- _ABOUT THIS TASK_: Below is a block of records; reproduce all of them exactly and leave out any pictures.

(Records from a collection)
# # #
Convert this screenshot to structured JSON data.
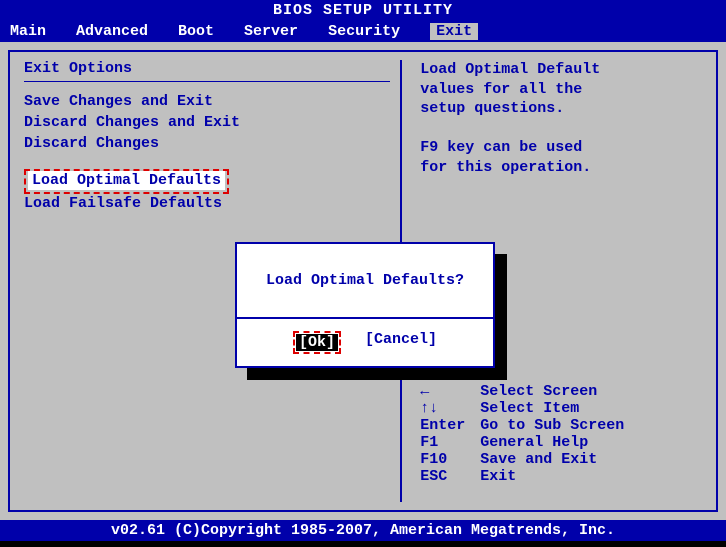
{
  "title": "BIOS SETUP UTILITY",
  "menu": {
    "items": [
      "Main",
      "Advanced",
      "Boot",
      "Server",
      "Security",
      "Exit"
    ],
    "selected": "Exit"
  },
  "left": {
    "section_title": "Exit Options",
    "options": [
      "Save Changes and Exit",
      "Discard Changes and Exit",
      "Discard Changes",
      "Load Optimal Defaults",
      "Load Failsafe Defaults"
    ],
    "selected_index": 3
  },
  "right": {
    "help_line1": "Load Optimal Default",
    "help_line2": "values for all the",
    "help_line3": "setup questions.",
    "help_line4": "F9 key can be used",
    "help_line5": "for this operation.",
    "keys": [
      {
        "key": "←",
        "desc": "Select Screen"
      },
      {
        "key": "↑↓",
        "desc": "Select Item"
      },
      {
        "key": "Enter",
        "desc": "Go to Sub Screen"
      },
      {
        "key": "F1",
        "desc": "General Help"
      },
      {
        "key": "F10",
        "desc": "Save and Exit"
      },
      {
        "key": "ESC",
        "desc": "Exit"
      }
    ]
  },
  "dialog": {
    "message": "Load Optimal Defaults?",
    "ok": "[Ok]",
    "cancel": "[Cancel]"
  },
  "footer": "v02.61 (C)Copyright 1985-2007, American Megatrends, Inc."
}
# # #
- _ANSWER TO THE EXERCISE_:
Convert this screenshot to structured JSON data.
{
  "title": "BIOS SETUP UTILITY",
  "menu": {
    "items": [
      "Main",
      "Advanced",
      "Boot",
      "Server",
      "Security",
      "Exit"
    ],
    "selected": "Exit"
  },
  "left": {
    "section_title": "Exit Options",
    "options": [
      "Save Changes and Exit",
      "Discard Changes and Exit",
      "Discard Changes",
      "Load Optimal Defaults",
      "Load Failsafe Defaults"
    ],
    "selected_index": 3
  },
  "right": {
    "help_line1": "Load Optimal Default",
    "help_line2": "values for all the",
    "help_line3": "setup questions.",
    "help_line4": "F9 key can be used",
    "help_line5": "for this operation.",
    "keys": [
      {
        "key": "←",
        "desc": "Select Screen"
      },
      {
        "key": "↑↓",
        "desc": "Select Item"
      },
      {
        "key": "Enter",
        "desc": "Go to Sub Screen"
      },
      {
        "key": "F1",
        "desc": "General Help"
      },
      {
        "key": "F10",
        "desc": "Save and Exit"
      },
      {
        "key": "ESC",
        "desc": "Exit"
      }
    ]
  },
  "dialog": {
    "message": "Load Optimal Defaults?",
    "ok": "[Ok]",
    "cancel": "[Cancel]"
  },
  "footer": "v02.61 (C)Copyright 1985-2007, American Megatrends, Inc."
}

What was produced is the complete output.